What you need to do -
Collect the lines of the entries where "chevron" shows up.

Task input -
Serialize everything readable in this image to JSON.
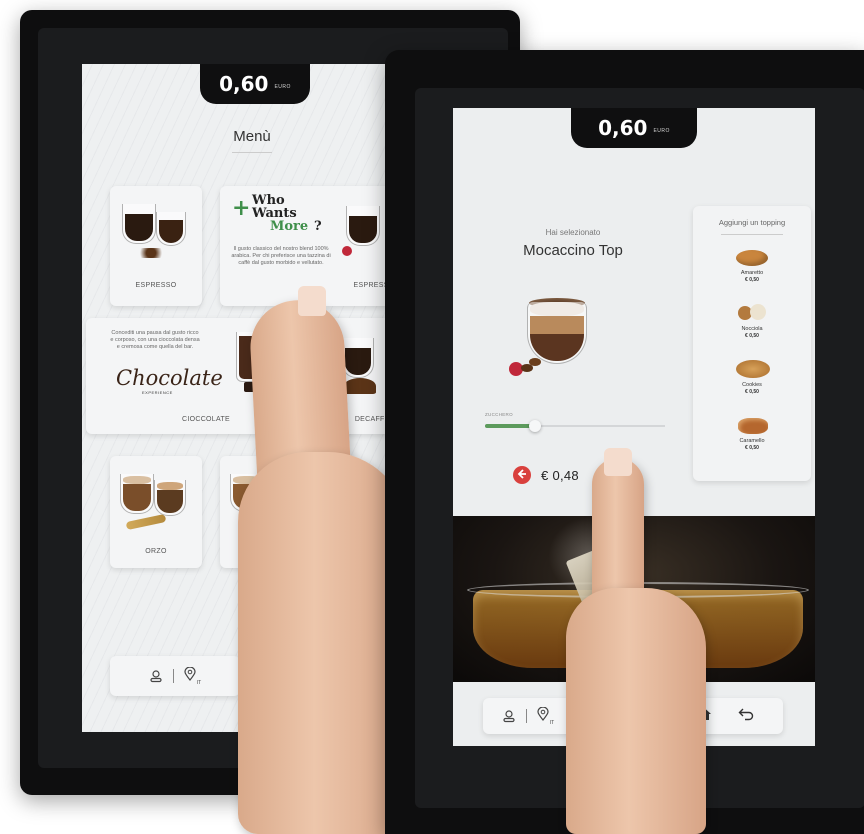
{
  "back_kiosk": {
    "credit": {
      "amount": "0,60",
      "currency": "EURO"
    },
    "menu_title": "Menù",
    "cards": [
      {
        "label": "ESPRESSO"
      },
      {
        "label": "ESPRESSO"
      },
      {
        "label": "CIOCCOLATE"
      },
      {
        "label": "DECAFFEIN"
      },
      {
        "label": "ORZO"
      }
    ],
    "promo": {
      "plus": "+",
      "line1": "Who",
      "line2": "Wants",
      "line3": "More",
      "question": "?",
      "description": "Il gusto classico del nostro blend 100% arabica. Per chi preferisce una tazzina di caffè dal gusto morbido e vellutato."
    },
    "chocolate_promo": {
      "description": "Concediti una pausa dal gusto ricco e corposo, con una cioccolata densa e cremosa come quella del bar.",
      "logo_text": "Chocolate",
      "logo_sub": "EXPERIENCE"
    },
    "bottom_bar": {
      "language": "IT"
    }
  },
  "front_kiosk": {
    "credit": {
      "amount": "0,60",
      "currency": "EURO"
    },
    "selected_label": "Hai selezionato",
    "product_name": "Mocaccino Top",
    "sugar": {
      "label": "ZUCCHERO",
      "level": 0.28
    },
    "price": "€ 0,48",
    "topping_title": "Aggiungi un topping",
    "toppings": [
      {
        "name": "Amaretto",
        "price": "€ 0,50",
        "color": "#c9853d"
      },
      {
        "name": "Nocciola",
        "price": "€ 0,50",
        "color": "#b37a3e"
      },
      {
        "name": "Cookies",
        "price": "€ 0,50",
        "color": "#c98f3e"
      },
      {
        "name": "Caramello",
        "price": "€ 0,50",
        "color": "#b5672e"
      }
    ],
    "bottom_bar": {
      "language": "IT"
    }
  }
}
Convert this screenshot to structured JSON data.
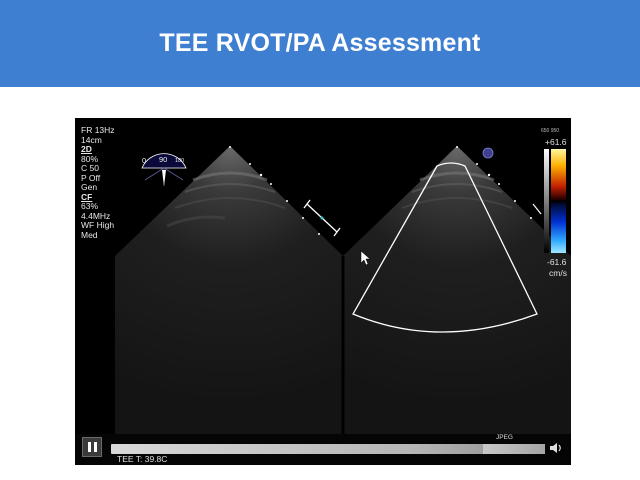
{
  "slide": {
    "title": "TEE RVOT/PA Assessment"
  },
  "viewer": {
    "params": {
      "fr": "FR 13Hz",
      "depth": "14cm",
      "mode_2d": "2D",
      "gain": "80%",
      "compression": "C 50",
      "power": "P Off",
      "gen": "Gen",
      "mode_cf": "CF",
      "cf_gain": "63%",
      "freq": "4.4MHz",
      "wf": "WF High",
      "med": "Med"
    },
    "probe_angle": {
      "zero": "0",
      "value": "90",
      "max": "180"
    },
    "color_scale": {
      "mini": "650 950",
      "top": "+61.6",
      "bottom": "-61.6",
      "unit": "cm/s",
      "colors": {
        "positive": "#ffb000",
        "negative": "#30a8ff"
      }
    },
    "tee_temp": "TEE T: 39.8C",
    "controls": {
      "pause_icon": "pause-icon",
      "format_label": "JPEG",
      "volume_icon": "volume-icon"
    }
  }
}
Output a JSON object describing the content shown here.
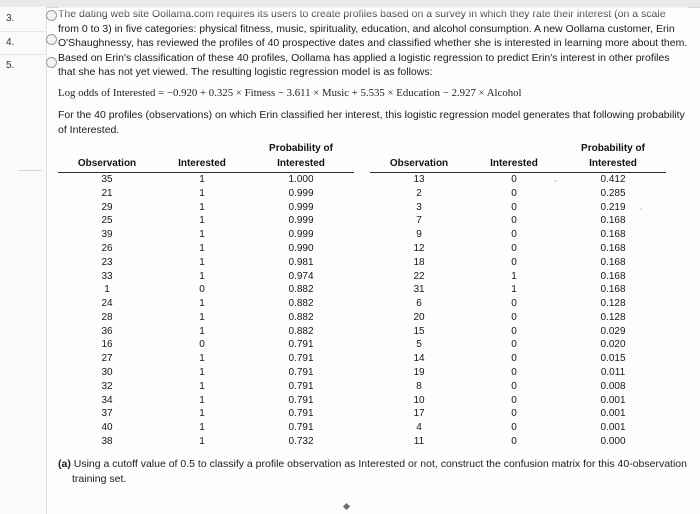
{
  "gutter": {
    "numbers": [
      "3.",
      "4.",
      "5."
    ]
  },
  "body": {
    "para1": "The dating web site Oollama.com requires its users to create profiles based on a survey in which they rate their interest (on a scale from 0 to 3) in five categories: physical fitness, music, spirituality, education, and alcohol consumption. A new Oollama customer, Erin O'Shaughnessy, has reviewed the profiles of 40 prospective dates and classified whether she is interested in learning more about them.",
    "para2": "Based on Erin's classification of these 40 profiles, Oollama has applied a logistic regression to predict Erin's interest in other profiles that she has not yet viewed. The resulting logistic regression model is as follows:",
    "formula": "Log odds of Interested = −0.920 + 0.325 × Fitness − 3.611 × Music + 5.535 × Education − 2.927 × Alcohol",
    "para3": "For the 40 profiles (observations) on which Erin classified her interest, this logistic regression model generates that following probability of Interested.",
    "question_a_label": "(a)",
    "question_a_text": "Using a cutoff value of 0.5 to classify a profile observation as Interested or not, construct the confusion matrix for this 40-observation",
    "question_a_text2": "training set."
  },
  "table": {
    "headers": {
      "observation": "Observation",
      "interested": "Interested",
      "probability_line1": "Probability of",
      "probability_line2": "Interested"
    },
    "left_rows": [
      {
        "observation": "35",
        "interested": "1",
        "probability": "1.000"
      },
      {
        "observation": "21",
        "interested": "1",
        "probability": "0.999"
      },
      {
        "observation": "29",
        "interested": "1",
        "probability": "0.999"
      },
      {
        "observation": "25",
        "interested": "1",
        "probability": "0.999"
      },
      {
        "observation": "39",
        "interested": "1",
        "probability": "0.999"
      },
      {
        "observation": "26",
        "interested": "1",
        "probability": "0.990"
      },
      {
        "observation": "23",
        "interested": "1",
        "probability": "0.981"
      },
      {
        "observation": "33",
        "interested": "1",
        "probability": "0.974"
      },
      {
        "observation": "1",
        "interested": "0",
        "probability": "0.882"
      },
      {
        "observation": "24",
        "interested": "1",
        "probability": "0.882"
      },
      {
        "observation": "28",
        "interested": "1",
        "probability": "0.882"
      },
      {
        "observation": "36",
        "interested": "1",
        "probability": "0.882"
      },
      {
        "observation": "16",
        "interested": "0",
        "probability": "0.791"
      },
      {
        "observation": "27",
        "interested": "1",
        "probability": "0.791"
      },
      {
        "observation": "30",
        "interested": "1",
        "probability": "0.791"
      },
      {
        "observation": "32",
        "interested": "1",
        "probability": "0.791"
      },
      {
        "observation": "34",
        "interested": "1",
        "probability": "0.791"
      },
      {
        "observation": "37",
        "interested": "1",
        "probability": "0.791"
      },
      {
        "observation": "40",
        "interested": "1",
        "probability": "0.791"
      },
      {
        "observation": "38",
        "interested": "1",
        "probability": "0.732"
      }
    ],
    "right_rows": [
      {
        "observation": "13",
        "interested": "0",
        "probability": "0.412"
      },
      {
        "observation": "2",
        "interested": "0",
        "probability": "0.285"
      },
      {
        "observation": "3",
        "interested": "0",
        "probability": "0.219"
      },
      {
        "observation": "7",
        "interested": "0",
        "probability": "0.168"
      },
      {
        "observation": "9",
        "interested": "0",
        "probability": "0.168"
      },
      {
        "observation": "12",
        "interested": "0",
        "probability": "0.168"
      },
      {
        "observation": "18",
        "interested": "0",
        "probability": "0.168"
      },
      {
        "observation": "22",
        "interested": "1",
        "probability": "0.168"
      },
      {
        "observation": "31",
        "interested": "1",
        "probability": "0.168"
      },
      {
        "observation": "6",
        "interested": "0",
        "probability": "0.128"
      },
      {
        "observation": "20",
        "interested": "0",
        "probability": "0.128"
      },
      {
        "observation": "15",
        "interested": "0",
        "probability": "0.029"
      },
      {
        "observation": "5",
        "interested": "0",
        "probability": "0.020"
      },
      {
        "observation": "14",
        "interested": "0",
        "probability": "0.015"
      },
      {
        "observation": "19",
        "interested": "0",
        "probability": "0.011"
      },
      {
        "observation": "8",
        "interested": "0",
        "probability": "0.008"
      },
      {
        "observation": "10",
        "interested": "0",
        "probability": "0.001"
      },
      {
        "observation": "17",
        "interested": "0",
        "probability": "0.001"
      },
      {
        "observation": "4",
        "interested": "0",
        "probability": "0.001"
      },
      {
        "observation": "11",
        "interested": "0",
        "probability": "0.000"
      }
    ]
  }
}
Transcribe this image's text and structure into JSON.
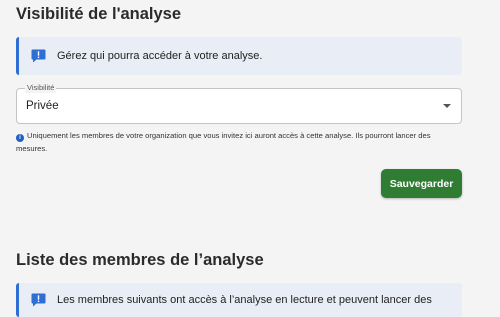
{
  "visibility_section": {
    "title": "Visibilité de l'analyse",
    "banner_text": "Gérez qui pourra accéder à votre analyse.",
    "select": {
      "label": "Visibilité",
      "value": "Privée"
    },
    "helper_text": "Uniquement les membres de votre organization que vous invitez ici auront accès à cette analyse. Ils pourront lancer des mesures.",
    "save_label": "Sauvegarder"
  },
  "members_section": {
    "title": "Liste des membres de l’analyse",
    "banner_text": "Les membres suivants ont accès à l’analyse en lecture et peuvent lancer des"
  },
  "colors": {
    "accent_blue": "#2f6fd4",
    "banner_bg": "#e8edf6",
    "save_green": "#2e7d32"
  },
  "icons": {
    "banner": "info-message-icon",
    "helper": "info-circle-icon",
    "select": "dropdown-arrow-icon"
  }
}
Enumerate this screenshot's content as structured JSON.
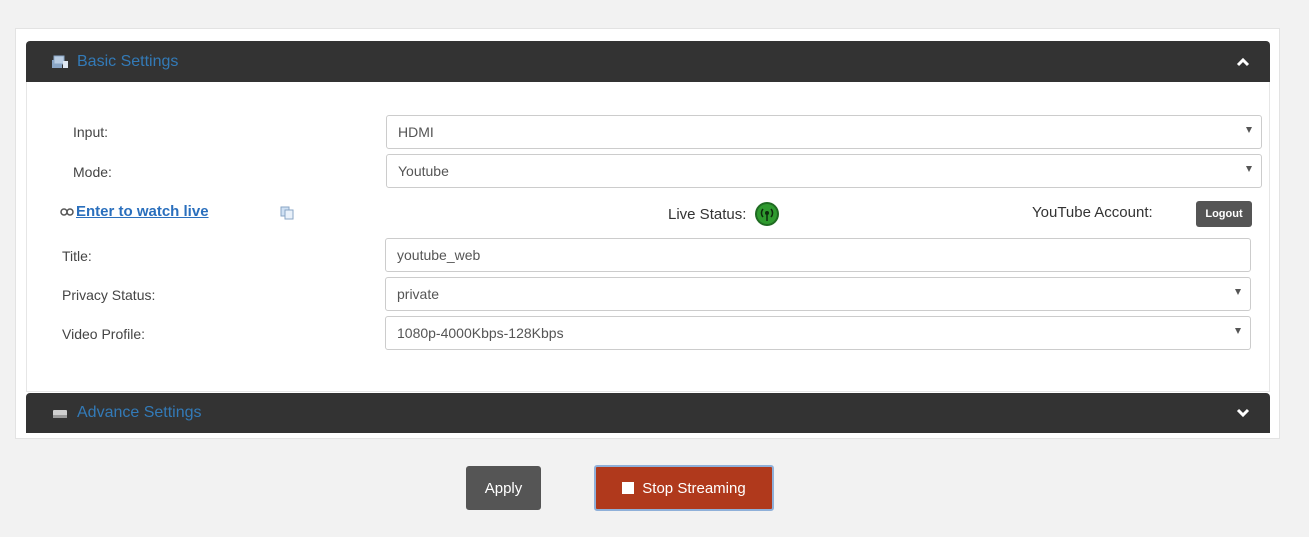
{
  "basic_settings": {
    "title": "Basic Settings",
    "collapse_icon": "chevron-up-icon"
  },
  "form": {
    "input": {
      "label": "Input:",
      "value": "HDMI"
    },
    "mode": {
      "label": "Mode:",
      "value": "Youtube"
    },
    "title": {
      "label": "Title:",
      "value": "youtube_web"
    },
    "privacy": {
      "label": "Privacy Status:",
      "value": "private"
    },
    "video_profile": {
      "label": "Video Profile:",
      "value": "1080p-4000Kbps-128Kbps"
    }
  },
  "live": {
    "watch_link": "Enter to watch live",
    "status_label": "Live Status:",
    "status_color": "#3ea33e",
    "account_label": "YouTube Account:",
    "logout_label": "Logout"
  },
  "advance_settings": {
    "title": "Advance Settings",
    "expand_icon": "chevron-down-icon"
  },
  "actions": {
    "apply_label": "Apply",
    "stop_label": "Stop Streaming"
  },
  "colors": {
    "header_bg": "#333333",
    "header_title": "#337ab7",
    "stop_button": "#b0391c",
    "apply_button": "#555555"
  }
}
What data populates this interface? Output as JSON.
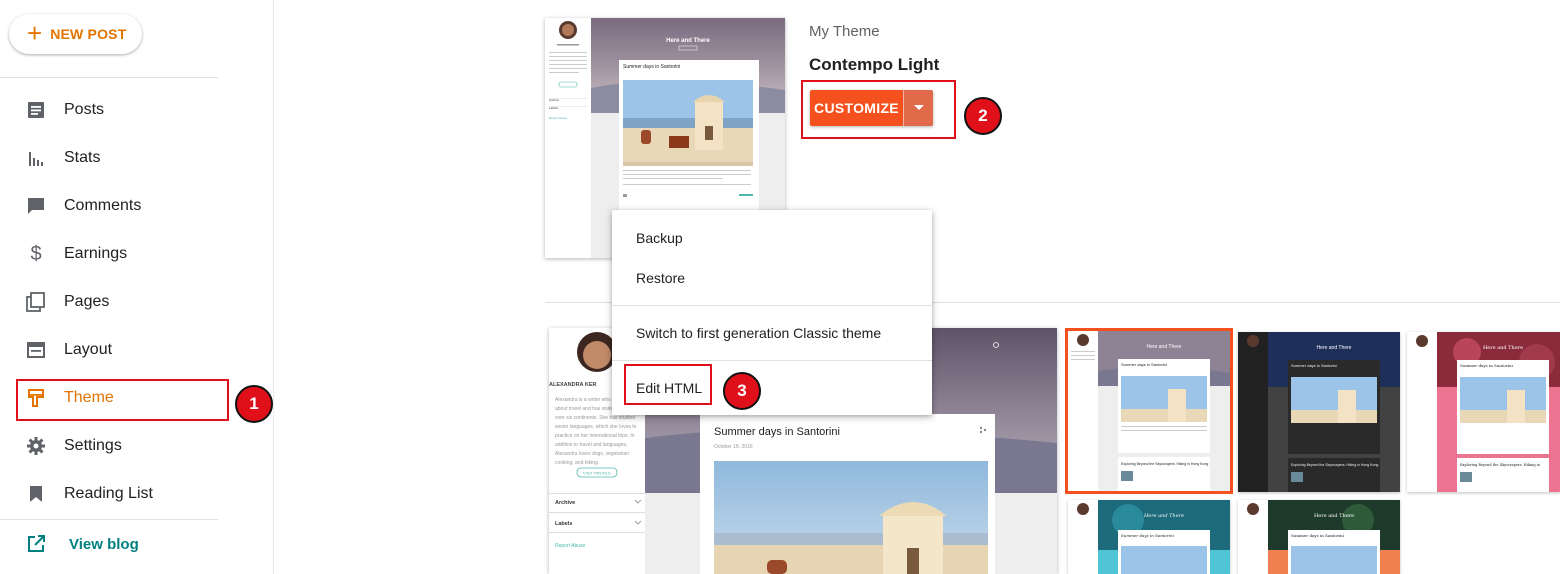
{
  "sidebar": {
    "new_post": "NEW POST",
    "items": [
      {
        "label": "Posts",
        "icon": "posts-icon"
      },
      {
        "label": "Stats",
        "icon": "stats-icon"
      },
      {
        "label": "Comments",
        "icon": "comments-icon"
      },
      {
        "label": "Earnings",
        "icon": "dollar-icon"
      },
      {
        "label": "Pages",
        "icon": "pages-icon"
      },
      {
        "label": "Layout",
        "icon": "layout-icon"
      },
      {
        "label": "Theme",
        "icon": "theme-icon",
        "active": true
      },
      {
        "label": "Settings",
        "icon": "gear-icon"
      },
      {
        "label": "Reading List",
        "icon": "bookmark-icon"
      }
    ],
    "view_blog": "View blog"
  },
  "theme": {
    "heading": "My Theme",
    "name": "Contempo Light",
    "customize": "CUSTOMIZE"
  },
  "menu": {
    "backup": "Backup",
    "restore": "Restore",
    "classic": "Switch to first generation Classic theme",
    "edit_html": "Edit HTML"
  },
  "annotations": {
    "step1": "1",
    "step2": "2",
    "step3": "3"
  },
  "preview": {
    "blog_title": "Here and There",
    "post_title": "Summer days in Santorini",
    "post_date": "October 18, 2016",
    "author": "ALEXANDRA KER",
    "bio": "Alexandra is a writer who writes about travel and has visited over six continents. She has studied seven languages, which she loves to practice on her international trips. In addition to travel and languages, Alexandra loves dogs, vegetarian cooking, and hiking.",
    "visit_profile": "VISIT PROFILE",
    "archive": "Archive",
    "labels": "Labels",
    "report_abuse": "Report Abuse",
    "second_post": "Exploring Beyond the Skyscrapers: Hiking in Hong Kong"
  },
  "colors": {
    "accent": "#e37400",
    "customize": "#f4511e",
    "annotation": "#e0101a",
    "link": "#008080"
  }
}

Task response -
    "collapse_icon": "chevron-up-icon"
    "expand_icon": "chevron-down-icon"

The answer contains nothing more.